▶ _Your assignment_: Read through the material below and copy each line in which the word "after" occurs.
****************
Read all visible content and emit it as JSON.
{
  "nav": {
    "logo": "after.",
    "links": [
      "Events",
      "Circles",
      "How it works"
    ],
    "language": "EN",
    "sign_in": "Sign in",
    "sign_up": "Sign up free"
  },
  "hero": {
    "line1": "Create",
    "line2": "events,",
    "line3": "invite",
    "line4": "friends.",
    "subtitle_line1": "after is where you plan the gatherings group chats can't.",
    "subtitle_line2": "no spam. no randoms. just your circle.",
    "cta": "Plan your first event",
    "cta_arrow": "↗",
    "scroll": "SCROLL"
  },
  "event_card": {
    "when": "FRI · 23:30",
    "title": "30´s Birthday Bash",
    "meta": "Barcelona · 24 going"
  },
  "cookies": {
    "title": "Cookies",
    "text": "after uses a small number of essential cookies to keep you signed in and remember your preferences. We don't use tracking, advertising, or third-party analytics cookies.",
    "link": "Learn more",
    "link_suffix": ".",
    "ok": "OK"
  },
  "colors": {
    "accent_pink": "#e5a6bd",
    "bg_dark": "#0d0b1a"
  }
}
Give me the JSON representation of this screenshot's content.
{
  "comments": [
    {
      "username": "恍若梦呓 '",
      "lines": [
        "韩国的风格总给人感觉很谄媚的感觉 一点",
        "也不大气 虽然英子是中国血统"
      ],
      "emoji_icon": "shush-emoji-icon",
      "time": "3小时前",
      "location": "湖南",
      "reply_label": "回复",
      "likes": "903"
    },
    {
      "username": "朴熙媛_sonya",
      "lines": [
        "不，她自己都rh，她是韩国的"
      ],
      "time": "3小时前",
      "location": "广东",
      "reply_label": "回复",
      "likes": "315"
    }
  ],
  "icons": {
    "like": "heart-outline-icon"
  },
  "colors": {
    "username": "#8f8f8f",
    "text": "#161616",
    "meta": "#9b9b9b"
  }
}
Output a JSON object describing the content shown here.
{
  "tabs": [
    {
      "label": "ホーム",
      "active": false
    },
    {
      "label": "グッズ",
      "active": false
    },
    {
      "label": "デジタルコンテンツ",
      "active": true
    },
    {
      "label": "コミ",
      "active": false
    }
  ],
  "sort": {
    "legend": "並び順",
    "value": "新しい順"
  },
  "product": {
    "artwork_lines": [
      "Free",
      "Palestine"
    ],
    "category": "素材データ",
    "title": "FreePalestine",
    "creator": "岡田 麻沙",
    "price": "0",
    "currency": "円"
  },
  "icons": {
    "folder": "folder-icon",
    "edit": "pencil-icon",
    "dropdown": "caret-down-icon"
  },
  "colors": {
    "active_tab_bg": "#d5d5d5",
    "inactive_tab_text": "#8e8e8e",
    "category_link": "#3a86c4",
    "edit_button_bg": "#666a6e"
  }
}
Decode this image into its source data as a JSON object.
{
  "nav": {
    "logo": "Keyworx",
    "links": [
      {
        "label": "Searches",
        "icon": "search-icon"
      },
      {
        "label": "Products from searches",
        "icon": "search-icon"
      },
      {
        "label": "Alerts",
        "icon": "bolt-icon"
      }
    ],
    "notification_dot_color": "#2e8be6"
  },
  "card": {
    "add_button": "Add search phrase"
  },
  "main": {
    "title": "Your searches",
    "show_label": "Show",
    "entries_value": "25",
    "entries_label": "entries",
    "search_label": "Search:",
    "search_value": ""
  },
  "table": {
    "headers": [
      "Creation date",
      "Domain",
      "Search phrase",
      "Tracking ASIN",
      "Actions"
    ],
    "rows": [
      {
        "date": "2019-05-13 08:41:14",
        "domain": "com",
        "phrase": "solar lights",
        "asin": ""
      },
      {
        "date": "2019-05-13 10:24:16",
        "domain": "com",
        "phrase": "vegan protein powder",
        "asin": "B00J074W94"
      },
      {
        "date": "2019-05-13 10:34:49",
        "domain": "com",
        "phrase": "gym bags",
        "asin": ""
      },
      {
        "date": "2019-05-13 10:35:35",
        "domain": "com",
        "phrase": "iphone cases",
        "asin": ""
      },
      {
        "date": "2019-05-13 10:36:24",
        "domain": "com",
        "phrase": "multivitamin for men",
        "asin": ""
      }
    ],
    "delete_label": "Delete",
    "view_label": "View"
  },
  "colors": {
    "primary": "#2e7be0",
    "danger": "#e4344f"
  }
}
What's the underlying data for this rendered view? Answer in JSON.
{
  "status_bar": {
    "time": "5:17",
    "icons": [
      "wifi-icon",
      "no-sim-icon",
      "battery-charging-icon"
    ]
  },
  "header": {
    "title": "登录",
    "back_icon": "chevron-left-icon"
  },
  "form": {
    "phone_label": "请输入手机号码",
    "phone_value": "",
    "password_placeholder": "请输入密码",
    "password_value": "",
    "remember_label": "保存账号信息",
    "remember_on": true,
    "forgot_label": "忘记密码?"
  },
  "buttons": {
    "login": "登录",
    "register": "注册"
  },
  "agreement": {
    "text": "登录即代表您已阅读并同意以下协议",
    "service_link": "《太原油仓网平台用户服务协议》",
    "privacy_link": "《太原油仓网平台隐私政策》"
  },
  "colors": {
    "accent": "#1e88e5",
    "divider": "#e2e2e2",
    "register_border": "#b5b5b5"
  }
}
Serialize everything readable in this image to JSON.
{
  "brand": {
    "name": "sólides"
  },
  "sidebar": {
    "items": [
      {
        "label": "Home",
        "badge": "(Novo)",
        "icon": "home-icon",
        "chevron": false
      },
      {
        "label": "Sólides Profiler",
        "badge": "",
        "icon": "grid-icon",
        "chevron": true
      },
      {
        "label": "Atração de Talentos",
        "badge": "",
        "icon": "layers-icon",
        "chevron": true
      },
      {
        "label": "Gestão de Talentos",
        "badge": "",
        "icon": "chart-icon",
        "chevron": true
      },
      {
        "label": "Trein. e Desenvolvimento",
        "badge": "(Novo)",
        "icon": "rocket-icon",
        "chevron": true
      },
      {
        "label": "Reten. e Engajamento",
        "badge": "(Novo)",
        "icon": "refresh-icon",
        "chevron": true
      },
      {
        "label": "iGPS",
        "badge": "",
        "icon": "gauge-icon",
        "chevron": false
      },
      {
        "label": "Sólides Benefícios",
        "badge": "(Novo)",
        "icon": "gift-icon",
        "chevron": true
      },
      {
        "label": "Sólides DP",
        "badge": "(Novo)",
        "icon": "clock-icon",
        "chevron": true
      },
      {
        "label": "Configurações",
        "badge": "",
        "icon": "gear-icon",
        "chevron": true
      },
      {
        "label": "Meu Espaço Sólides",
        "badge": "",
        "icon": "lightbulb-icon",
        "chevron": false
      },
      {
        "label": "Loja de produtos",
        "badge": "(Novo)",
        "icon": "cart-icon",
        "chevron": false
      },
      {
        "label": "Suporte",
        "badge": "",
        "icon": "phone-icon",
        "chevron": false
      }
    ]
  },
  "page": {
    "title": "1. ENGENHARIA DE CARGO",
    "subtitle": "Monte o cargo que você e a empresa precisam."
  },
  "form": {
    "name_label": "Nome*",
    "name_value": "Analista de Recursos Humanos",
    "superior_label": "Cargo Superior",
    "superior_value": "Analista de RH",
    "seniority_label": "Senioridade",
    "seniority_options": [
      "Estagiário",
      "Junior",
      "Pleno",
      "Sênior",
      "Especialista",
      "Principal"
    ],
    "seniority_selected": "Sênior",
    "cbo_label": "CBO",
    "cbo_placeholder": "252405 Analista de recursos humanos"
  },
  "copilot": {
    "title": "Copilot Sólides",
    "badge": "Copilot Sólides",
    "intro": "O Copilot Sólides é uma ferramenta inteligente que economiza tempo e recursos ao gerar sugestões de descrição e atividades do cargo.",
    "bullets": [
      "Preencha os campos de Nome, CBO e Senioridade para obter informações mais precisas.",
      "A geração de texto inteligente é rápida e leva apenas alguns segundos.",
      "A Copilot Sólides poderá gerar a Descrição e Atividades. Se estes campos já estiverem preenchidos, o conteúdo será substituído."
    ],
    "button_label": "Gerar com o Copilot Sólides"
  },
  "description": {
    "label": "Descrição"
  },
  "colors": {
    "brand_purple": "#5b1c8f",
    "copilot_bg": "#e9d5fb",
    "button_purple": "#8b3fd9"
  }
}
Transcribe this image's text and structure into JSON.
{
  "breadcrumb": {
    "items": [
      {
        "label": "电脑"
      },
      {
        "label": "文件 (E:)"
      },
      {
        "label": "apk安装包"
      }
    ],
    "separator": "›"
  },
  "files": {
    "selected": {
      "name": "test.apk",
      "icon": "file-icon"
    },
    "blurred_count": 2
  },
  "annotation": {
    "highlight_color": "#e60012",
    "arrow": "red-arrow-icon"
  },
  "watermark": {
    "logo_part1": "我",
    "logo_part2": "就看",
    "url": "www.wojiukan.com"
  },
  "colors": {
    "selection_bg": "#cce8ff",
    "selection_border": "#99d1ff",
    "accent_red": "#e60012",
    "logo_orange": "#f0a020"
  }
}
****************
▶ _Problem solution_:
    "logo": "after.",
    "subtitle_line1": "after is where you plan the gatherings group chats can't.",
    "text": "after uses a small number of essential cookies to keep you signed in and remember your preferences. We don't use tracking, advertising, or third-party analytics cookies.",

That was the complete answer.